Since around 71 percent of the Earth’s surface is water-covered, one of the biggest crisis that human and other beings on earth would face is the contamination of drinking water. Higher sea levels mean the surge of to farther inland areas and contaminating drinking water sources. Similarly, the contamination of freshwater sources would also affect the irrigation and farming, eventually leading us to a food crisis. And, the cost associated with the seawater desalination would make an unsustainable practice to deal with the crisis.
One of the immediate impacts of the increasing sea level on the economy would be the threat posed the tourism industry. The frequent flooding and the destruction of beaches would break the backbone of the tourism industry. Recently in North Carolina, US, the local authorities had restricted coastal policymakers from using rising sea-level rise predictions to serve the economic interests of the region.
Since the total concentration of the water-bodies being more than two-third of the earth, global warming and the rising sea levels are a serious problem that has to be tackled. A natural calamity like the Katrina or the Tsunami that hit the coasts of the South East Asian Nations is itself difficult to tackle. In a way, these calamities are restricted to just one part of the world, but because of rising sea levels, the whole world stands to lose ground at a single time. And this is a crisis that is occurring every day. Every day, little-by-little the glaciers in the Arctic and the Antarctic are melting thus giving way to rising sea levels and a little less chance to experience living for the future generation.
At the present moment, most of us are worried about the extinction of the tigers and vultures, but with the development has led to an adverse effect on the environment, it has become evident that even our survival in the future has become questionable. But, whether human innovations can save the earth from an anticipated disaster remains controversial. Since there are more political and social factors playing roles in this, the result of such efforts is unpredictable. However, in line with the Paris climate accord, many countries across the world are working hard to cut greenhouse gases. We should all ensure that it is quite possible that if we try and change, we can put an end to the problem of global warming and rising sea levels. And since it is a question of need and wants, it becomes very important that we change and start to respect and preserve our ecology and environment.
Disclaimer: The authors’ views expressed in this article do not necessarily reflect the views of Marine Insight. Data and charts, if used, in the article have been sourced from available information and have not been authenticated by any statutory authority. The author and Marine Insight do not claim it to be accurate nor accept any responsibility for the same. The views constitute only the opinions and do not constitute any guidelines or recommendation on any course of action to be followed by the reader.

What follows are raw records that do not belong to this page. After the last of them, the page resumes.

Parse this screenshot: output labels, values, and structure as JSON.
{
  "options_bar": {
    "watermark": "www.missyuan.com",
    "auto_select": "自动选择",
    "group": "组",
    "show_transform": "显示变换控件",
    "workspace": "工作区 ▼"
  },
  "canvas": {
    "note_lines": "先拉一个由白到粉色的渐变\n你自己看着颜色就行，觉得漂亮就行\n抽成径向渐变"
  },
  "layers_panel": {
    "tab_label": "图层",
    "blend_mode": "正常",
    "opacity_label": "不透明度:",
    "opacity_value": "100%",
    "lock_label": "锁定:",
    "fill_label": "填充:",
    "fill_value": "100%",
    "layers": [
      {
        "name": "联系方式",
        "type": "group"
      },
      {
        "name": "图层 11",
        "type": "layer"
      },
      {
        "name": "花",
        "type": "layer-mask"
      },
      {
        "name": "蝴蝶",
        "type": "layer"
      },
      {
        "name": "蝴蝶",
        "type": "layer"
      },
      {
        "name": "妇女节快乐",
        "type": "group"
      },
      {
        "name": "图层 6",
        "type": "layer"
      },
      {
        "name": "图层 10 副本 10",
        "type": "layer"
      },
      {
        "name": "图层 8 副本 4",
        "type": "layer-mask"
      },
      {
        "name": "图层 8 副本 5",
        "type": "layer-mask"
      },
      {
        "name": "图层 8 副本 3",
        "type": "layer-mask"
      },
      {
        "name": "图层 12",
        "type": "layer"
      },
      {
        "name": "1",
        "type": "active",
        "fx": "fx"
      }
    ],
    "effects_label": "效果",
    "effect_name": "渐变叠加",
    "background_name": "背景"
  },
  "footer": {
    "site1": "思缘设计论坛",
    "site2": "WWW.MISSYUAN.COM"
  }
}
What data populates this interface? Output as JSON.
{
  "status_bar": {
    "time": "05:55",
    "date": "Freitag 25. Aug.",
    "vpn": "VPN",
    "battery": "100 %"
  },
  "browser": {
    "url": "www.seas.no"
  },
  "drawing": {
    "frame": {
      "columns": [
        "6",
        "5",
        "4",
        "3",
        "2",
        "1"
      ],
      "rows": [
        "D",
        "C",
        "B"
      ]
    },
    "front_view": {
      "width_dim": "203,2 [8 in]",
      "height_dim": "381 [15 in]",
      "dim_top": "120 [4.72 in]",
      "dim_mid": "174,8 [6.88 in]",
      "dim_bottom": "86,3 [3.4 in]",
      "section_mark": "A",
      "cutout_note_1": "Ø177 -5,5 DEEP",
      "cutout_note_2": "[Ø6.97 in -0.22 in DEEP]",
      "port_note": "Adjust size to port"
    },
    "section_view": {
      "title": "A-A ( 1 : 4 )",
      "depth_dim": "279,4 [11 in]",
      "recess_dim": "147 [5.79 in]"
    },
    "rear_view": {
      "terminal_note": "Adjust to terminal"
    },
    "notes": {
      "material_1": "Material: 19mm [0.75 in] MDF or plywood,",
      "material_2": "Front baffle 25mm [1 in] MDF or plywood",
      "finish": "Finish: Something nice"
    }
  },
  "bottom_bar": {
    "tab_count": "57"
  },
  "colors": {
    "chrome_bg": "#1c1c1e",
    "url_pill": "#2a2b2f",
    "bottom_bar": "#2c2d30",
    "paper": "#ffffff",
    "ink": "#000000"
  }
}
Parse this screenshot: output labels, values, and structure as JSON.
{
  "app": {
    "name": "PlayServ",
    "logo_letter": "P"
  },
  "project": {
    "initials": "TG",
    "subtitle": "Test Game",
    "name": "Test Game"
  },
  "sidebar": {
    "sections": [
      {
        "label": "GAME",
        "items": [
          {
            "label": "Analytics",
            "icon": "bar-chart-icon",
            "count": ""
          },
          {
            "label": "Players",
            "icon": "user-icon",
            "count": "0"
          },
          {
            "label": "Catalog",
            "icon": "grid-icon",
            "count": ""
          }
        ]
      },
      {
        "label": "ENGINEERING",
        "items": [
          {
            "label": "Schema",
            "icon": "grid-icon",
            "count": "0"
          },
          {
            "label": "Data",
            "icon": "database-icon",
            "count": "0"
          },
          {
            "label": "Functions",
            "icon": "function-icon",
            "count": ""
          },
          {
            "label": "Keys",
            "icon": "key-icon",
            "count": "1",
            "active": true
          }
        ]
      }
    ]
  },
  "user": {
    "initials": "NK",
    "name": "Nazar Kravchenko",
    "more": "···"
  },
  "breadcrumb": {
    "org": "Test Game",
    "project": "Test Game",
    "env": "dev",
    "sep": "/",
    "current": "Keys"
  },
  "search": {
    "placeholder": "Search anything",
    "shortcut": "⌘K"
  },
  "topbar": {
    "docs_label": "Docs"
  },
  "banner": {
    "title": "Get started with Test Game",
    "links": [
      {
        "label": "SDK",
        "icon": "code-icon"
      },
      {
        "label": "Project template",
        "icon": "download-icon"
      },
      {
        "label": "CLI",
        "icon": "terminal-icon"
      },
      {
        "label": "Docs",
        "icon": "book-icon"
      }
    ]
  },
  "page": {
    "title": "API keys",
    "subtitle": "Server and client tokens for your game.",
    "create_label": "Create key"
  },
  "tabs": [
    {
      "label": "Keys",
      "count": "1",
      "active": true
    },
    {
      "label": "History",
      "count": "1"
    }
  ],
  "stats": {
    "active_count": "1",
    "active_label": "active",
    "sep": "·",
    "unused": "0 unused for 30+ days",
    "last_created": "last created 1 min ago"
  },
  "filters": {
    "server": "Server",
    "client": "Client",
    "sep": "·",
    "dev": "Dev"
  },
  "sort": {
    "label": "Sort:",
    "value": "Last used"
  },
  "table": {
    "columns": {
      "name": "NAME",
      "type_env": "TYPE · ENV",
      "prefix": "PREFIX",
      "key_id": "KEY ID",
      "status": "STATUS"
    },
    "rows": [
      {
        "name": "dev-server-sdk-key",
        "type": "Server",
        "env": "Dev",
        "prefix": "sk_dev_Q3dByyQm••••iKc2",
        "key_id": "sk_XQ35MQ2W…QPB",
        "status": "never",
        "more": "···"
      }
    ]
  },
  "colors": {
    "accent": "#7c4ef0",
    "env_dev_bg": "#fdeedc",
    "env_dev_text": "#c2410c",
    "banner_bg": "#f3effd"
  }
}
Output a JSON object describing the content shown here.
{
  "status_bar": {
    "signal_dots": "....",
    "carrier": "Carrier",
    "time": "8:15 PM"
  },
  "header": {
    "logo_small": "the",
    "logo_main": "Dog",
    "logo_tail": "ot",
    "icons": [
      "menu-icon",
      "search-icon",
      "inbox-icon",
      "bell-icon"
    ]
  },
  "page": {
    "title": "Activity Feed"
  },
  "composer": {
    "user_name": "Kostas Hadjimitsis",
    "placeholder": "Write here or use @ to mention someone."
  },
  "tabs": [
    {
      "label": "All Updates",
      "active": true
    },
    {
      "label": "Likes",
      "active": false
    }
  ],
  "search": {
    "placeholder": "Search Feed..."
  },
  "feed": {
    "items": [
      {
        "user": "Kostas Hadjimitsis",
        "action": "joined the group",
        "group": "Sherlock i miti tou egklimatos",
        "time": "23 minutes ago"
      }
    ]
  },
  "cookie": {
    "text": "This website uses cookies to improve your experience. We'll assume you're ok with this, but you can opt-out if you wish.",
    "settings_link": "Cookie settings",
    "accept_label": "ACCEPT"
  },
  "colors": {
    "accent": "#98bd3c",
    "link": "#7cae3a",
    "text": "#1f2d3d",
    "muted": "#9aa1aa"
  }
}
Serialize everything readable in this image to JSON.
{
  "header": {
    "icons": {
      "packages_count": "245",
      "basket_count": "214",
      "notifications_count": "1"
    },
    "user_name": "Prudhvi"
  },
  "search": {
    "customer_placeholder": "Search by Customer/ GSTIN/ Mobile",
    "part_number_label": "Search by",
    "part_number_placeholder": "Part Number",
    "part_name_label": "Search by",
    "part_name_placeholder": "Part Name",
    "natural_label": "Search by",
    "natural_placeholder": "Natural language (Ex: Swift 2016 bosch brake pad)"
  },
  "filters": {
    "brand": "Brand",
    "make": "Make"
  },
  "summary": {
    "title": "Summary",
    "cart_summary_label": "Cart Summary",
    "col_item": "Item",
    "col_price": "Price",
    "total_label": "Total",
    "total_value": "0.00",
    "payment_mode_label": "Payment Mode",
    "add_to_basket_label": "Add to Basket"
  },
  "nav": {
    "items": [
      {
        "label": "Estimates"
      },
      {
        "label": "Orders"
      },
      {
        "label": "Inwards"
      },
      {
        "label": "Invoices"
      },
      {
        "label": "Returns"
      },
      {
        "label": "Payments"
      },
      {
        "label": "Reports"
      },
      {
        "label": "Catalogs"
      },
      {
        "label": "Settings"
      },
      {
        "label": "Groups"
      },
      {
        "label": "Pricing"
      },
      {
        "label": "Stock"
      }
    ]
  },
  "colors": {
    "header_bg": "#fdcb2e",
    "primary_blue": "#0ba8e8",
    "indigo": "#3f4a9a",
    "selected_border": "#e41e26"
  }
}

The article or images cannot be reproduced, copied, shared or used in any form without the permission of the author and Marine Insight.